Well again I have no idea but here's my attempt:

a=b
a^2 = ab
ab = x
b = x/a
b = x * a^-1

can someone help me finish these? =( thanks in advance.

2. Originally Posted by Sven
a. If a is rational and b is irrational, is a+b necessarily irrational? What if a and b are both irrational?
b. If a is rational and b is irrational, is ab necessarily irrational?
c. Is there a number of a such that a^2 is irrational, but a^4 is rational?
a. No. All you need is a specific counterexample. eg. $\displaystyle a = -1$ and $\displaystyle b = 1 + \sqrt{2}$.

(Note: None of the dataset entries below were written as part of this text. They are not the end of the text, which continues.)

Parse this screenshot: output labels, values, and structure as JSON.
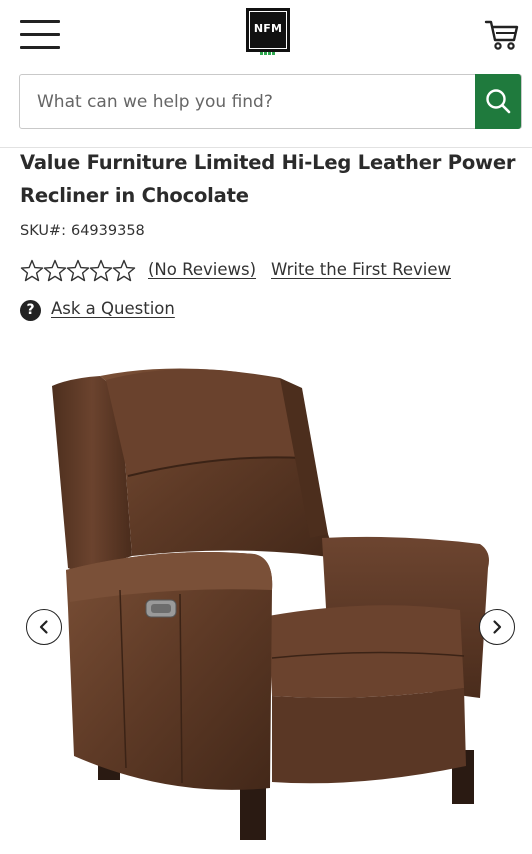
{
  "header": {
    "menu_icon": "hamburger-menu-icon",
    "logo_text": "NFM",
    "cart_icon": "shopping-cart-icon",
    "brand_color": "#1f7a3d"
  },
  "search": {
    "placeholder": "What can we help you find?",
    "value": "",
    "button_icon": "search-icon"
  },
  "product": {
    "title": "Value Furniture Limited Hi-Leg Leather Power Recliner in Chocolate",
    "sku_label": "SKU#:",
    "sku_value": "64939358",
    "rating": {
      "stars_filled": 0,
      "stars_total": 5,
      "reviews_link": "(No Reviews)",
      "write_review_link": "Write the First Review"
    },
    "ask_question_link": "Ask a Question",
    "ask_icon": "question-circle-icon",
    "image_alt": "Chocolate leather power recliner"
  },
  "carousel": {
    "prev_icon": "chevron-left-icon",
    "next_icon": "chevron-right-icon"
  }
}
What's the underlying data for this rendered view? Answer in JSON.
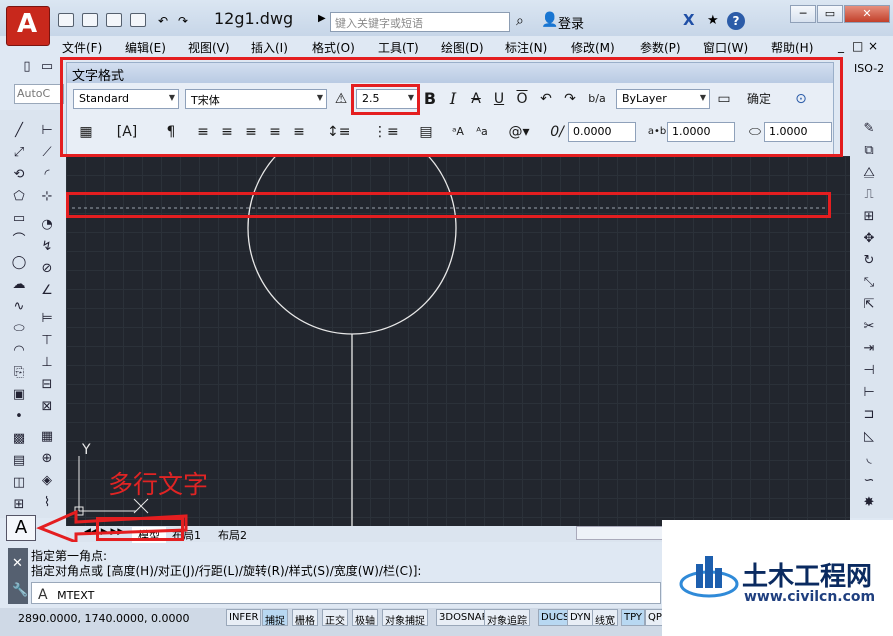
{
  "title": {
    "doc": "12g1.dwg",
    "search_placeholder": "键入关键字或短语",
    "login": "登录",
    "win_min": "─",
    "win_restore": "▭",
    "win_close": "✕"
  },
  "menu": [
    "文件(F)",
    "编辑(E)",
    "视图(V)",
    "插入(I)",
    "格式(O)",
    "工具(T)",
    "绘图(D)",
    "标注(N)",
    "修改(M)",
    "参数(P)",
    "窗口(W)",
    "帮助(H)"
  ],
  "menubar_right": [
    "_",
    "□",
    "×"
  ],
  "workspace": {
    "tb3": "AutoC",
    "iso": "ISO-2"
  },
  "textformat": {
    "title": "文字格式",
    "style": "Standard",
    "font": "T宋体",
    "height": "2.5",
    "color": "ByLayer",
    "ok": "确定",
    "oblique": "0.0000",
    "tracking": "1.0000",
    "width_factor": "1.0000"
  },
  "tabs": [
    "模型",
    "布局1",
    "布局2"
  ],
  "command": {
    "line1": "指定第一角点:",
    "line2": "指定对角点或 [高度(H)/对正(J)/行距(L)/旋转(R)/样式(S)/宽度(W)/栏(C)]:",
    "prompt_icon": "A",
    "input": "MTEXT"
  },
  "status": {
    "coords": "2890.0000, 1740.0000, 0.0000",
    "buttons": [
      "INFER",
      "捕捉",
      "栅格",
      "正交",
      "极轴",
      "对象捕捉",
      "3DOSNAP",
      "对象追踪",
      "DUCS",
      "DYN",
      "线宽",
      "TPY",
      "QP"
    ]
  },
  "annotation": "多行文字",
  "watermark": {
    "title": "土木工程网",
    "url": "www.civilcn.com"
  },
  "ucs": {
    "y": "Y"
  },
  "colors": {
    "accent_red": "#e41e20",
    "canvas": "#22262e",
    "app_red": "#c8281c"
  }
}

b. Assume $\displaystyle ab = c$ where c is rational and $\displaystyle a \neq 0$. Then $\displaystyle b = \frac{c}{a}$. What does this mean about b ....?

c. Yes. eg. $\displaystyle a = 2^{1/4}$.